● **Task statement**:
Reproduce the records below exactly, but leave their pictures out of the copy.

● **Data excerpts**:
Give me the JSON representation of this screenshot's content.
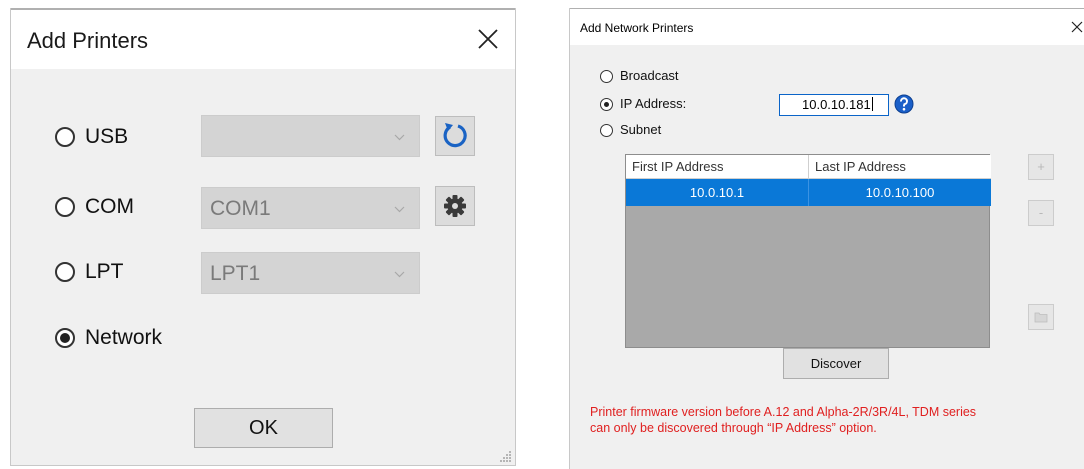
{
  "add_printers": {
    "title": "Add Printers",
    "options": [
      {
        "label": "USB",
        "selected": false,
        "combo_value": ""
      },
      {
        "label": "COM",
        "selected": false,
        "combo_value": "COM1"
      },
      {
        "label": "LPT",
        "selected": false,
        "combo_value": "LPT1"
      },
      {
        "label": "Network",
        "selected": true
      }
    ],
    "ok_label": "OK",
    "icons": {
      "close": "close-icon",
      "refresh": "refresh-icon",
      "settings": "gear-icon"
    }
  },
  "add_network_printers": {
    "title": "Add Network Printers",
    "modes": [
      {
        "label": "Broadcast",
        "selected": false
      },
      {
        "label": "IP Address:",
        "selected": true
      },
      {
        "label": "Subnet",
        "selected": false
      }
    ],
    "ip_address": "10.0.10.181",
    "table": {
      "columns": [
        "First IP Address",
        "Last IP Address"
      ],
      "rows": [
        [
          "10.0.10.1",
          "10.0.10.100"
        ]
      ]
    },
    "side_buttons": {
      "add": "+",
      "remove": "-"
    },
    "discover_label": "Discover",
    "warning_lines": [
      "Printer firmware version before A.12 and Alpha-2R/3R/4L, TDM series",
      "can only be discovered through “IP Address” option."
    ],
    "colors": {
      "selection": "#0a78d7",
      "warning": "#e02020",
      "help": "#1a5fc8"
    }
  }
}
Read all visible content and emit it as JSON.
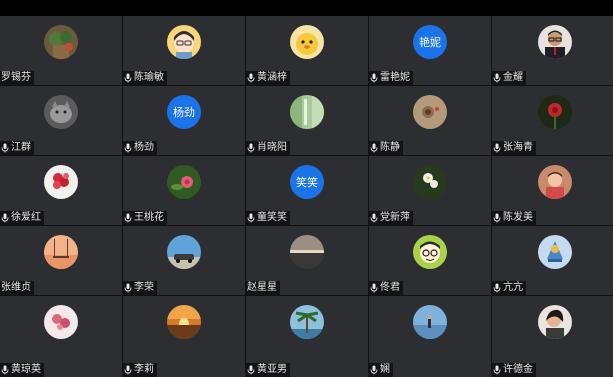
{
  "participants": [
    {
      "name": "罗锡芬",
      "mic": false,
      "avatar": "photo-plant"
    },
    {
      "name": "陈瑜敏",
      "mic": true,
      "avatar": "cartoon-girl"
    },
    {
      "name": "黄涵梓",
      "mic": true,
      "avatar": "cartoon-duck"
    },
    {
      "name": "雷艳妮",
      "mic": true,
      "avatar": "text",
      "avatar_text": "艳妮"
    },
    {
      "name": "金耀",
      "mic": true,
      "avatar": "photo-man"
    },
    {
      "name": "江群",
      "mic": true,
      "avatar": "photo-cat"
    },
    {
      "name": "杨劲",
      "mic": true,
      "avatar": "text",
      "avatar_text": "杨劲"
    },
    {
      "name": "肖晓阳",
      "mic": true,
      "avatar": "photo-green"
    },
    {
      "name": "陈静",
      "mic": true,
      "avatar": "photo-sand"
    },
    {
      "name": "张海青",
      "mic": true,
      "avatar": "photo-rose"
    },
    {
      "name": "徐爱红",
      "mic": true,
      "avatar": "photo-redflowers"
    },
    {
      "name": "王桃花",
      "mic": true,
      "avatar": "photo-pinkflower"
    },
    {
      "name": "童笑笑",
      "mic": true,
      "avatar": "text",
      "avatar_text": "笑笑"
    },
    {
      "name": "党新萍",
      "mic": true,
      "avatar": "photo-whiteflowers"
    },
    {
      "name": "陈发美",
      "mic": true,
      "avatar": "photo-child"
    },
    {
      "name": "张维贞",
      "mic": false,
      "avatar": "photo-swing"
    },
    {
      "name": "李荣",
      "mic": true,
      "avatar": "photo-car"
    },
    {
      "name": "赵星星",
      "mic": false,
      "avatar": "photo-sunset"
    },
    {
      "name": "佟君",
      "mic": true,
      "avatar": "cartoon-glasses"
    },
    {
      "name": "亢亢",
      "mic": true,
      "avatar": "photo-blue"
    },
    {
      "name": "黄琼英",
      "mic": true,
      "avatar": "photo-blossom"
    },
    {
      "name": "李莉",
      "mic": true,
      "avatar": "photo-sunrise"
    },
    {
      "name": "黄亚男",
      "mic": true,
      "avatar": "photo-palm"
    },
    {
      "name": "娴",
      "mic": true,
      "avatar": "photo-beach"
    },
    {
      "name": "许德金",
      "mic": true,
      "avatar": "photo-woman"
    }
  ],
  "colors": {
    "tile_bg": "#2d2e31",
    "text_avatar_bg": "#1a73e8",
    "name_text": "#e8e8e8"
  }
}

● **Response for this exercise**:
Give me the JSON representation of this screenshot's content.
{
  "add_printers": {
    "title": "Add Printers",
    "options": [
      {
        "label": "USB",
        "selected": false,
        "combo_value": ""
      },
      {
        "label": "COM",
        "selected": false,
        "combo_value": "COM1"
      },
      {
        "label": "LPT",
        "selected": false,
        "combo_value": "LPT1"
      },
      {
        "label": "Network",
        "selected": true
      }
    ],
    "ok_label": "OK",
    "icons": {
      "close": "close-icon",
      "refresh": "refresh-icon",
      "settings": "gear-icon"
    }
  },
  "add_network_printers": {
    "title": "Add Network Printers",
    "modes": [
      {
        "label": "Broadcast",
        "selected": false
      },
      {
        "label": "IP Address:",
        "selected": true
      },
      {
        "label": "Subnet",
        "selected": false
      }
    ],
    "ip_address": "10.0.10.181",
    "table": {
      "columns": [
        "First IP Address",
        "Last IP Address"
      ],
      "rows": [
        [
          "10.0.10.1",
          "10.0.10.100"
        ]
      ]
    },
    "side_buttons": {
      "add": "+",
      "remove": "-"
    },
    "discover_label": "Discover",
    "warning_lines": [
      "Printer firmware version before A.12 and Alpha-2R/3R/4L, TDM series",
      "can only be discovered through “IP Address” option."
    ],
    "colors": {
      "selection": "#0a78d7",
      "warning": "#e02020",
      "help": "#1a5fc8"
    }
  }
}
Read all visible content and emit it as JSON.
{
  "participants": [
    {
      "name": "罗锡芬",
      "mic": false,
      "avatar": "photo-plant"
    },
    {
      "name": "陈瑜敏",
      "mic": true,
      "avatar": "cartoon-girl"
    },
    {
      "name": "黄涵梓",
      "mic": true,
      "avatar": "cartoon-duck"
    },
    {
      "name": "雷艳妮",
      "mic": true,
      "avatar": "text",
      "avatar_text": "艳妮"
    },
    {
      "name": "金耀",
      "mic": true,
      "avatar": "photo-man"
    },
    {
      "name": "江群",
      "mic": true,
      "avatar": "photo-cat"
    },
    {
      "name": "杨劲",
      "mic": true,
      "avatar": "text",
      "avatar_text": "杨劲"
    },
    {
      "name": "肖晓阳",
      "mic": true,
      "avatar": "photo-green"
    },
    {
      "name": "陈静",
      "mic": true,
      "avatar": "photo-sand"
    },
    {
      "name": "张海青",
      "mic": true,
      "avatar": "photo-rose"
    },
    {
      "name": "徐爱红",
      "mic": true,
      "avatar": "photo-redflowers"
    },
    {
      "name": "王桃花",
      "mic": true,
      "avatar": "photo-pinkflower"
    },
    {
      "name": "童笑笑",
      "mic": true,
      "avatar": "text",
      "avatar_text": "笑笑"
    },
    {
      "name": "党新萍",
      "mic": true,
      "avatar": "photo-whiteflowers"
    },
    {
      "name": "陈发美",
      "mic": true,
      "avatar": "photo-child"
    },
    {
      "name": "张维贞",
      "mic": false,
      "avatar": "photo-swing"
    },
    {
      "name": "李荣",
      "mic": true,
      "avatar": "photo-car"
    },
    {
      "name": "赵星星",
      "mic": false,
      "avatar": "photo-sunset"
    },
    {
      "name": "佟君",
      "mic": true,
      "avatar": "cartoon-glasses"
    },
    {
      "name": "亢亢",
      "mic": true,
      "avatar": "photo-blue"
    },
    {
      "name": "黄琼英",
      "mic": true,
      "avatar": "photo-blossom"
    },
    {
      "name": "李莉",
      "mic": true,
      "avatar": "photo-sunrise"
    },
    {
      "name": "黄亚男",
      "mic": true,
      "avatar": "photo-palm"
    },
    {
      "name": "娴",
      "mic": true,
      "avatar": "photo-beach"
    },
    {
      "name": "许德金",
      "mic": true,
      "avatar": "photo-woman"
    }
  ],
  "colors": {
    "tile_bg": "#2d2e31",
    "text_avatar_bg": "#1a73e8",
    "name_text": "#e8e8e8"
  }
}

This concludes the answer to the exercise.